### Task statement:
Provide only the number of lines in the data below that contain the string "Flutter".

### Data for analysis:
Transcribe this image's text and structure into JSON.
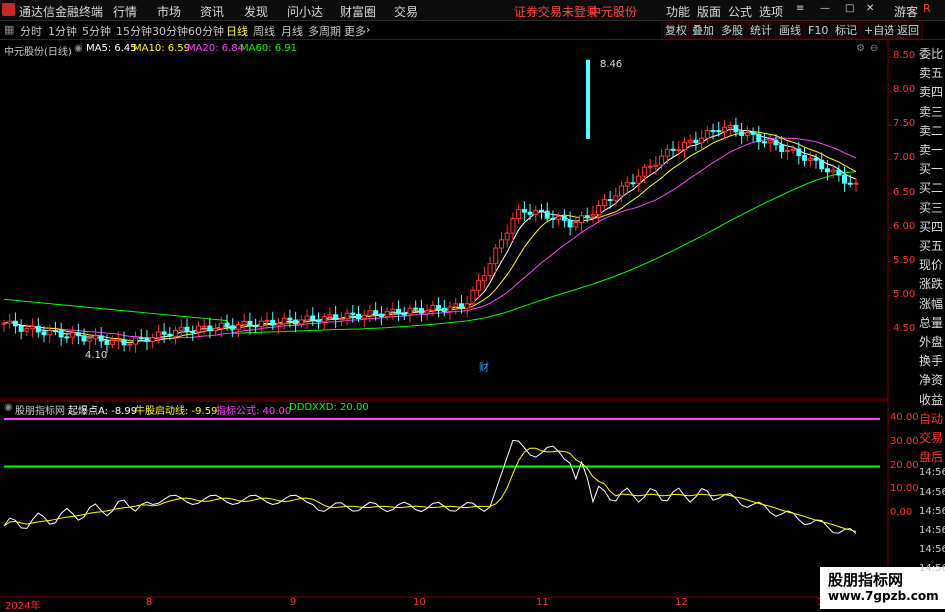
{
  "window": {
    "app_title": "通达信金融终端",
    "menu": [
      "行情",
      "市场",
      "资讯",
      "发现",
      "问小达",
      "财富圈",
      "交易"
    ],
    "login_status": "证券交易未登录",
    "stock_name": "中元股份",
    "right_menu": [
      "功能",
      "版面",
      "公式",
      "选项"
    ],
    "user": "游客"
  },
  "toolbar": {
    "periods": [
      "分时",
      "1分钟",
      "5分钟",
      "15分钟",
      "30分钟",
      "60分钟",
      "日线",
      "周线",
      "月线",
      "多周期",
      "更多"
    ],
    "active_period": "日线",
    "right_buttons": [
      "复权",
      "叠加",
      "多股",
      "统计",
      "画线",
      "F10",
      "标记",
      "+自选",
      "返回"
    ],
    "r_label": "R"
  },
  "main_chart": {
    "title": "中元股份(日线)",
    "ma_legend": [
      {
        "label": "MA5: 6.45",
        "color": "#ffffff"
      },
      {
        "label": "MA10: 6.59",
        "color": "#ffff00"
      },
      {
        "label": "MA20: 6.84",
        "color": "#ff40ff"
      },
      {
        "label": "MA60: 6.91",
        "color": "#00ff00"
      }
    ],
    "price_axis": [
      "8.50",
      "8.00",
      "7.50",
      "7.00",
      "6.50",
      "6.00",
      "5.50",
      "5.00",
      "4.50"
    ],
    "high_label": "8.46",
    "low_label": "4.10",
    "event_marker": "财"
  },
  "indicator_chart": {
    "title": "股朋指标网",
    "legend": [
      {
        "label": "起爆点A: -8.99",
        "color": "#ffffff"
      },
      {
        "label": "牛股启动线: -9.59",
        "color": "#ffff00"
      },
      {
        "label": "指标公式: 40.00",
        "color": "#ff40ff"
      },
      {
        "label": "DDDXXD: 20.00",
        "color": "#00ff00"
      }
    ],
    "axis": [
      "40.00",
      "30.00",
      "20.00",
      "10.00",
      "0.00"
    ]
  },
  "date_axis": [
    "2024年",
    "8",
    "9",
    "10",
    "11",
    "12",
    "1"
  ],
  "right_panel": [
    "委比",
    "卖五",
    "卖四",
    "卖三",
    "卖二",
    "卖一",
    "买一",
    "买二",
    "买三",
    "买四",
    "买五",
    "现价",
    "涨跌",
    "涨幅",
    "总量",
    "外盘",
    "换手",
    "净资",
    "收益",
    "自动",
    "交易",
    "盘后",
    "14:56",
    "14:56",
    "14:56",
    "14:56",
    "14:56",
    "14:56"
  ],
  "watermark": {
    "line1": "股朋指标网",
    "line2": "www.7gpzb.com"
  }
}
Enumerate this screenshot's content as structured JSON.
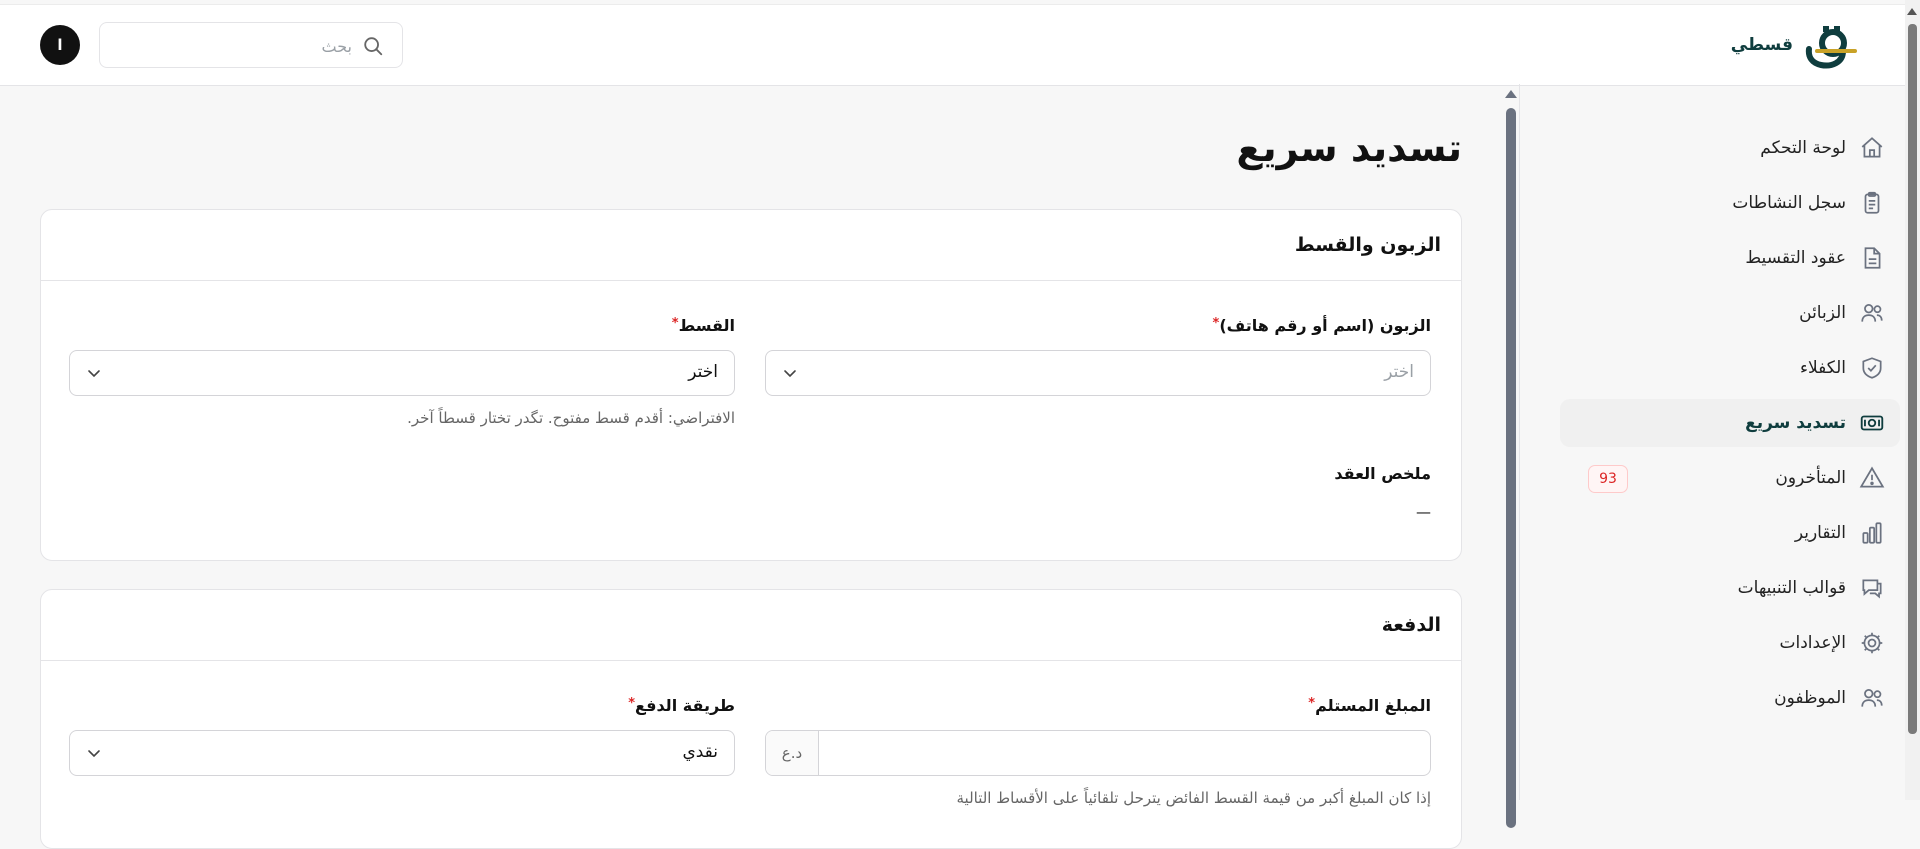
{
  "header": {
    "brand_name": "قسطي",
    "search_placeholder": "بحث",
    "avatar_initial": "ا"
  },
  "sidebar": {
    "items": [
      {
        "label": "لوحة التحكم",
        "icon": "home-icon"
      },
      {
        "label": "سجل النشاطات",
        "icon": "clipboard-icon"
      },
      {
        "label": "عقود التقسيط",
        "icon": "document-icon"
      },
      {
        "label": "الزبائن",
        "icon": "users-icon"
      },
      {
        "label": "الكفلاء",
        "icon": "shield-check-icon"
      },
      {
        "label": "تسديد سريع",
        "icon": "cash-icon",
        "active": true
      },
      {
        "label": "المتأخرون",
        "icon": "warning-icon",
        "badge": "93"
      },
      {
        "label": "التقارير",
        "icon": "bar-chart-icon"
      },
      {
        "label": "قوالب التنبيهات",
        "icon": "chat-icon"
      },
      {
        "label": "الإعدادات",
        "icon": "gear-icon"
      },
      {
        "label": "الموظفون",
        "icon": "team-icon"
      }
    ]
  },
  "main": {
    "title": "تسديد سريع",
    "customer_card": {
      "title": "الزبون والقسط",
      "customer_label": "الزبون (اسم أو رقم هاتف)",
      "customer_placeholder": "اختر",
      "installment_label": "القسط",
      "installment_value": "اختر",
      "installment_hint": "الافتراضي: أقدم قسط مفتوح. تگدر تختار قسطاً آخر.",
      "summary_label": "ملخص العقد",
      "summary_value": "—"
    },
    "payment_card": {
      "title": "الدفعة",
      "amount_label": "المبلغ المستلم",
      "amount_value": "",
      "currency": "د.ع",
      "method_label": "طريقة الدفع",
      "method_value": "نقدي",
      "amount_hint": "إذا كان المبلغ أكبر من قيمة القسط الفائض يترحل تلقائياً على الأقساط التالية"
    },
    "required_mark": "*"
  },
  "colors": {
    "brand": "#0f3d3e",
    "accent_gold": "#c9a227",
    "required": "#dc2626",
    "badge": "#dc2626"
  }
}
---
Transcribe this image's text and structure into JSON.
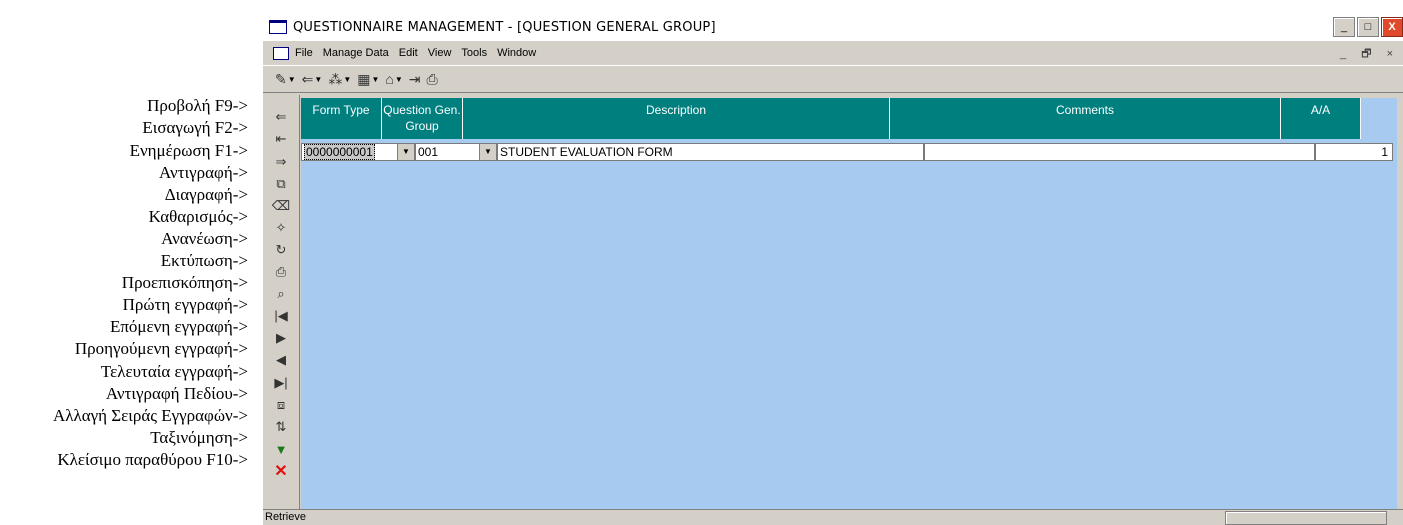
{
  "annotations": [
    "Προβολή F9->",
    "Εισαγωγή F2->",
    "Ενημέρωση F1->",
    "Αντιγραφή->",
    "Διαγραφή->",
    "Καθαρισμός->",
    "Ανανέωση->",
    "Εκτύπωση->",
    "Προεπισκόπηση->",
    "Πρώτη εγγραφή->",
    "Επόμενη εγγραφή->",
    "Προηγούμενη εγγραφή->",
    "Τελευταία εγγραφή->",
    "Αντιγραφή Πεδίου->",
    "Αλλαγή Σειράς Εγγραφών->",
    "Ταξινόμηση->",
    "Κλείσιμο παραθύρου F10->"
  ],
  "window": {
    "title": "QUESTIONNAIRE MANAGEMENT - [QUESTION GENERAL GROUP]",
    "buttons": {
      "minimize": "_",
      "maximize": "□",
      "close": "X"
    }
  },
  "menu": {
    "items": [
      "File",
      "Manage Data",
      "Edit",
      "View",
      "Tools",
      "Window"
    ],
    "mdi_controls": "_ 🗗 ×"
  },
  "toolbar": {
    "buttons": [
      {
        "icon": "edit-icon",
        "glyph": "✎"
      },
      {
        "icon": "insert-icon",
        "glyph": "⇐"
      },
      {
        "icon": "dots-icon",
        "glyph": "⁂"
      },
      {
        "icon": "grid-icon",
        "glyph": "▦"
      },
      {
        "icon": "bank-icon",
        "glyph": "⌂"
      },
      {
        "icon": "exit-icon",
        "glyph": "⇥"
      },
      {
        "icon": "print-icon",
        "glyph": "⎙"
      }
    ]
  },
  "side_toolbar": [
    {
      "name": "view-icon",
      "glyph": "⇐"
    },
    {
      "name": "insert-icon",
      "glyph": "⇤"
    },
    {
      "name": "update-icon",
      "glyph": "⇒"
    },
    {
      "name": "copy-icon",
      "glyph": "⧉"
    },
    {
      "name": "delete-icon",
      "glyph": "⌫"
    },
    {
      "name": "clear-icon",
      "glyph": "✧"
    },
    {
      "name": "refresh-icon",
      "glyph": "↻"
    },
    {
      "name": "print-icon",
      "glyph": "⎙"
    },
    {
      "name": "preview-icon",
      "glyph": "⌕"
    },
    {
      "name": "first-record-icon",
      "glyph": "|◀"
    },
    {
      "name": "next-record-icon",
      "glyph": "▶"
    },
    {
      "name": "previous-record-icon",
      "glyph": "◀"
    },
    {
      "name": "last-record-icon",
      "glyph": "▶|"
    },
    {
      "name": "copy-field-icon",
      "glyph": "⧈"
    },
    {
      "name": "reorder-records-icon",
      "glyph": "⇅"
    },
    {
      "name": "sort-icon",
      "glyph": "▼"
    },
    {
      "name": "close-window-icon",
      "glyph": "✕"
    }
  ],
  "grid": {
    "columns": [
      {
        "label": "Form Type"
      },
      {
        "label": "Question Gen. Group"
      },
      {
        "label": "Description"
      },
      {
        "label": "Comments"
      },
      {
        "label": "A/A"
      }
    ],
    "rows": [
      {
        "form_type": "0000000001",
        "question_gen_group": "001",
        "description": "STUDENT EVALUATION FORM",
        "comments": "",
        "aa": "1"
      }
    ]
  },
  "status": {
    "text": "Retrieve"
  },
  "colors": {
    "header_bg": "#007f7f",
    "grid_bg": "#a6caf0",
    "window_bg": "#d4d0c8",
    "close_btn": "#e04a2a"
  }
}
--
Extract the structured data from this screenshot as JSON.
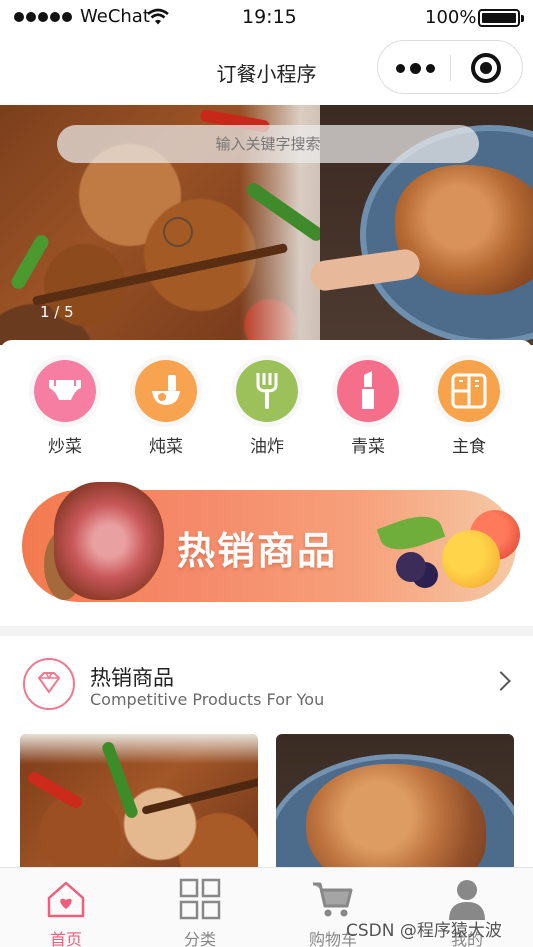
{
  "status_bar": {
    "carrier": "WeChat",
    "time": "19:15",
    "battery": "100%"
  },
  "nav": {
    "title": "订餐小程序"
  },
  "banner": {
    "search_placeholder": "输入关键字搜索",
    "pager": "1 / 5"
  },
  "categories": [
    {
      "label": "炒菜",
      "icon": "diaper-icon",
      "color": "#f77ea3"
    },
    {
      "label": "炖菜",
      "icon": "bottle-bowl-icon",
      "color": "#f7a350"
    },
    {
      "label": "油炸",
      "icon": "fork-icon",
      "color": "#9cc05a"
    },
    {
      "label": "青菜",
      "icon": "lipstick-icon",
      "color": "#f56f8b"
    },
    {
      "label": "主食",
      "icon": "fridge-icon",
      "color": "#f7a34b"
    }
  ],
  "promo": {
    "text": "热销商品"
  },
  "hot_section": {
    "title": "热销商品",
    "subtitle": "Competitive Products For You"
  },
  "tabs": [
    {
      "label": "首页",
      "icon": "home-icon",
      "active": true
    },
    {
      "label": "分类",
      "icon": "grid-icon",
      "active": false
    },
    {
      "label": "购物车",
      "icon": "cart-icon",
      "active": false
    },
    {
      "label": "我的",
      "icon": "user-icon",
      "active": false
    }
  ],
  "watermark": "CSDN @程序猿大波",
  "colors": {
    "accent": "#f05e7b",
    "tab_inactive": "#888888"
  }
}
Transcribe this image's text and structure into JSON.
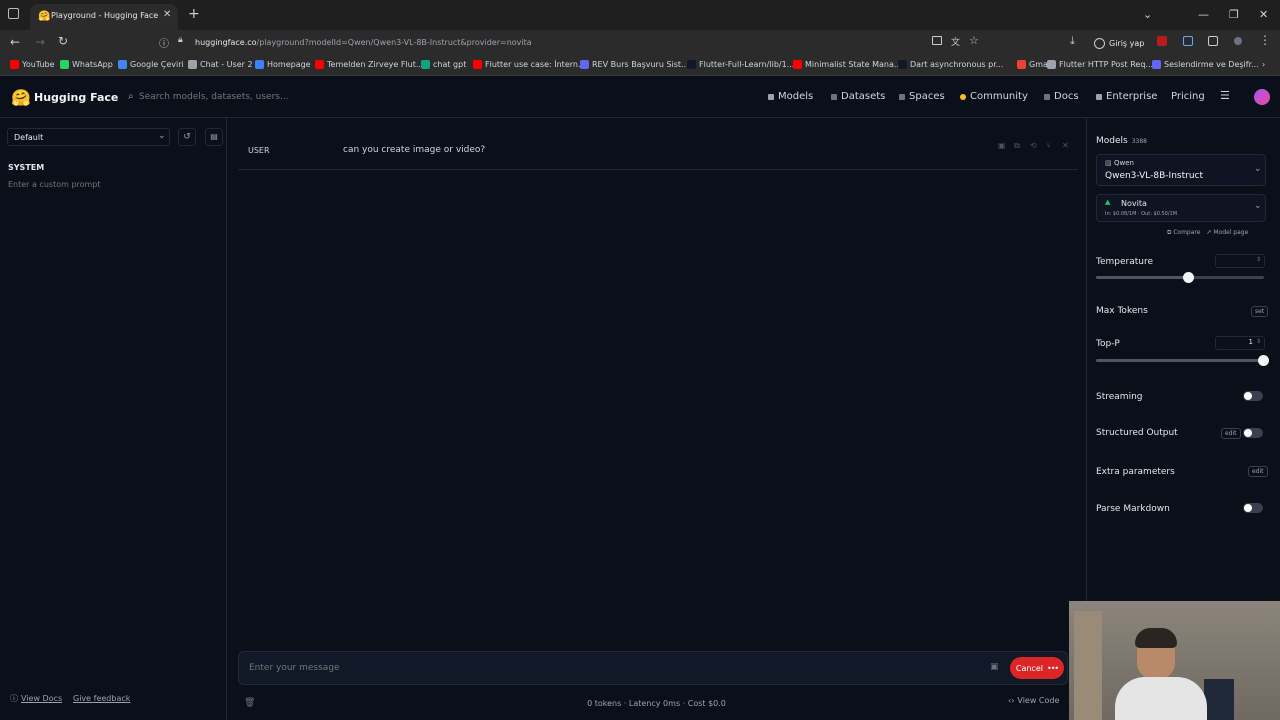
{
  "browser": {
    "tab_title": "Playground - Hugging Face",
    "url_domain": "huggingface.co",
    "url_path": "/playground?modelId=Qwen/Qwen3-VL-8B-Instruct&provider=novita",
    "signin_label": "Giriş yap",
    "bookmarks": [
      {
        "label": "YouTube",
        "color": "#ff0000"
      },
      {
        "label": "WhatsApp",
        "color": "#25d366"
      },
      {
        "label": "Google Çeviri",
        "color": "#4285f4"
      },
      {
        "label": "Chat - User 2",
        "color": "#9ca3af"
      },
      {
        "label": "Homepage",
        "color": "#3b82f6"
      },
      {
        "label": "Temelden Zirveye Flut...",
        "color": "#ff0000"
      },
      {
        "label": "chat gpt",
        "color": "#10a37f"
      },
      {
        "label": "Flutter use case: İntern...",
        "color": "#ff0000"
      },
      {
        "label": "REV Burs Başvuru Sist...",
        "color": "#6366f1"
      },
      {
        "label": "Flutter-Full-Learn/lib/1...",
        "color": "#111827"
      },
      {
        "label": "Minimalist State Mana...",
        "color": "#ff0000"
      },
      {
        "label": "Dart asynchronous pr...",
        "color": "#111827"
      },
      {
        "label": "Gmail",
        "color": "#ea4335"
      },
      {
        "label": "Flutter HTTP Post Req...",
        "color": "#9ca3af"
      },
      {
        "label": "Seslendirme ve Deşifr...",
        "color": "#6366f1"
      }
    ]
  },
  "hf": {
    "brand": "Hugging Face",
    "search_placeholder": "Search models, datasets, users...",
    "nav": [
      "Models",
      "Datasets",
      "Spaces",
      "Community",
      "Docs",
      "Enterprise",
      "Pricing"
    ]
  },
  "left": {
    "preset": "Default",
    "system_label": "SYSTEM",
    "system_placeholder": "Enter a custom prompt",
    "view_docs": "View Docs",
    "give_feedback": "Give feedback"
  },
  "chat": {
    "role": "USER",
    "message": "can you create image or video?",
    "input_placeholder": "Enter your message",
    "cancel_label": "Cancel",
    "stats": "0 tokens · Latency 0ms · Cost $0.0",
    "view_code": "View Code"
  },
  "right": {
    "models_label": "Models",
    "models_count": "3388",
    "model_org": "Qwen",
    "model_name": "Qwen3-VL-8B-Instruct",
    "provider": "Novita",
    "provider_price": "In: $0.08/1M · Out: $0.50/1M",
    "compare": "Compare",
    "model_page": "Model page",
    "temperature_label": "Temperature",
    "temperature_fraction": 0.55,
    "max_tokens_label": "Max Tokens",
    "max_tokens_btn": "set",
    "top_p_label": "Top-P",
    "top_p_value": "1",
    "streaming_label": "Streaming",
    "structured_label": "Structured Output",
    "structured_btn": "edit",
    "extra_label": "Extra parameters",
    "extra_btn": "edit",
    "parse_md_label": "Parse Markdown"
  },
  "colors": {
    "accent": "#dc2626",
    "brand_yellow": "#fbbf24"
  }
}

### Answer section:
3